To share your opinion for publication, submit a letter through our website https://www.kentreporter.com/submit-letter/. Include your name, address and daytime phone number. (We’ll only publish your name and hometown.) Please keep letters to 300 words or less.

More in Opinion

Robert Whale can be reached at robert.whale@soundpublishing.com.
Grappling with the finality of an oncologist’s statement | Whale’s Tales

Perhaps my brain injected a bit of humor to cover the shock. But I felt the gut punch.

Cartoon by Frank Shiers
Legislature back in session next week | Cartoon

State lawmakers return Jan. 8 to Olympia.

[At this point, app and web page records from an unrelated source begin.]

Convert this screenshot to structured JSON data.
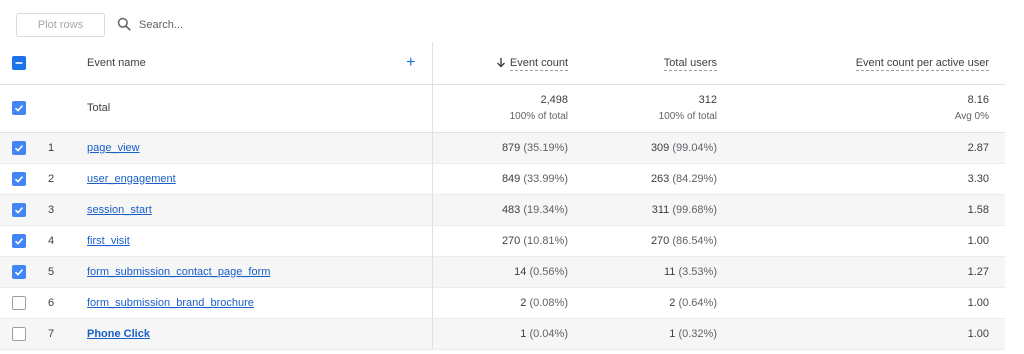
{
  "toolbar": {
    "plot_rows_label": "Plot rows",
    "search_placeholder": "Search..."
  },
  "table": {
    "headers": {
      "event_name": "Event name",
      "event_count": "Event count",
      "total_users": "Total users",
      "event_count_per_active_user": "Event count per active user"
    },
    "sort": {
      "column": "event_count",
      "direction": "descending"
    },
    "total": {
      "label": "Total",
      "event_count": "2,498",
      "event_count_sub": "100% of total",
      "total_users": "312",
      "total_users_sub": "100% of total",
      "per_user": "8.16",
      "per_user_sub": "Avg 0%"
    },
    "rows": [
      {
        "index": "1",
        "checked": true,
        "name": "page_view",
        "event_count": "879",
        "event_count_pct": "(35.19%)",
        "total_users": "309",
        "total_users_pct": "(99.04%)",
        "per_user": "2.87"
      },
      {
        "index": "2",
        "checked": true,
        "name": "user_engagement",
        "event_count": "849",
        "event_count_pct": "(33.99%)",
        "total_users": "263",
        "total_users_pct": "(84.29%)",
        "per_user": "3.30"
      },
      {
        "index": "3",
        "checked": true,
        "name": "session_start",
        "event_count": "483",
        "event_count_pct": "(19.34%)",
        "total_users": "311",
        "total_users_pct": "(99.68%)",
        "per_user": "1.58"
      },
      {
        "index": "4",
        "checked": true,
        "name": "first_visit",
        "event_count": "270",
        "event_count_pct": "(10.81%)",
        "total_users": "270",
        "total_users_pct": "(86.54%)",
        "per_user": "1.00"
      },
      {
        "index": "5",
        "checked": true,
        "name": "form_submission_contact_page_form",
        "event_count": "14",
        "event_count_pct": "(0.56%)",
        "total_users": "11",
        "total_users_pct": "(3.53%)",
        "per_user": "1.27"
      },
      {
        "index": "6",
        "checked": false,
        "name": "form_submission_brand_brochure",
        "event_count": "2",
        "event_count_pct": "(0.08%)",
        "total_users": "2",
        "total_users_pct": "(0.64%)",
        "per_user": "1.00"
      },
      {
        "index": "7",
        "checked": false,
        "name": "Phone Click",
        "event_count": "1",
        "event_count_pct": "(0.04%)",
        "total_users": "1",
        "total_users_pct": "(0.32%)",
        "per_user": "1.00",
        "bold": true
      }
    ]
  },
  "colors": {
    "checkbox_checked": "#4285f4",
    "link": "#1a5fc7",
    "row_stripe": "#f6f6f6"
  },
  "icons": {
    "search": "search-icon",
    "add_dimension": "plus-icon",
    "sort": "arrow-down-icon",
    "checkbox_checked": "checkmark-icon",
    "select_all": "indeterminate-icon"
  }
}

Cartoon by Frank Shiers
Santa doesn’t drive a Kia | Cartoon

Cartoon by Frank Shiers.

Cartoon by Frank Shiers
Salute to veterans | Cartoon by Frank Shiers

On Veterans Day, honor those who served your country.

File photo
Why you should vote in the upcoming election | Guest column

When I ask my students when the next election is, frequently they will say “November 2024” or whichever presidential year is coming up next.

Robert Whale can be reached at rwhale@soundpublishing.com.
Here’s a column for anyone who loves their dog | Whale’s Tales

It is plain to me in looking at dogs small and large that a decent share of them are exemplars of love on Earth, innocents who love unconditionally and love their chow.

Robert Whale can be reached at rwhale@soundpublishing.com.
Please protect your children from BS spreaders | Whale’s Tales

Among the most useful things I studied in college were debate, and… Continue reading

Email editor@kentreporter.com.
It’s time to change Kent’s City Council elections to districts | Guest column

If you were asked who your city councilmembers are, would you have an answer?

Don C. Brunell is a business analyst, writer and columnist. He is a former president of the Association of Washington Business, the state’s oldest and largest business organization, and lives in Vancouver. Contact thebrunells@msn.com.
Dear government: Hold your horses when regulating trucks | Brunell

Next to gasoline and diesel, natural gas also has the greatest number of refueling stations.

Cartoon by Frank Shiers
Mariners get red hot | Cartoon

Cartoon by Frank Shiers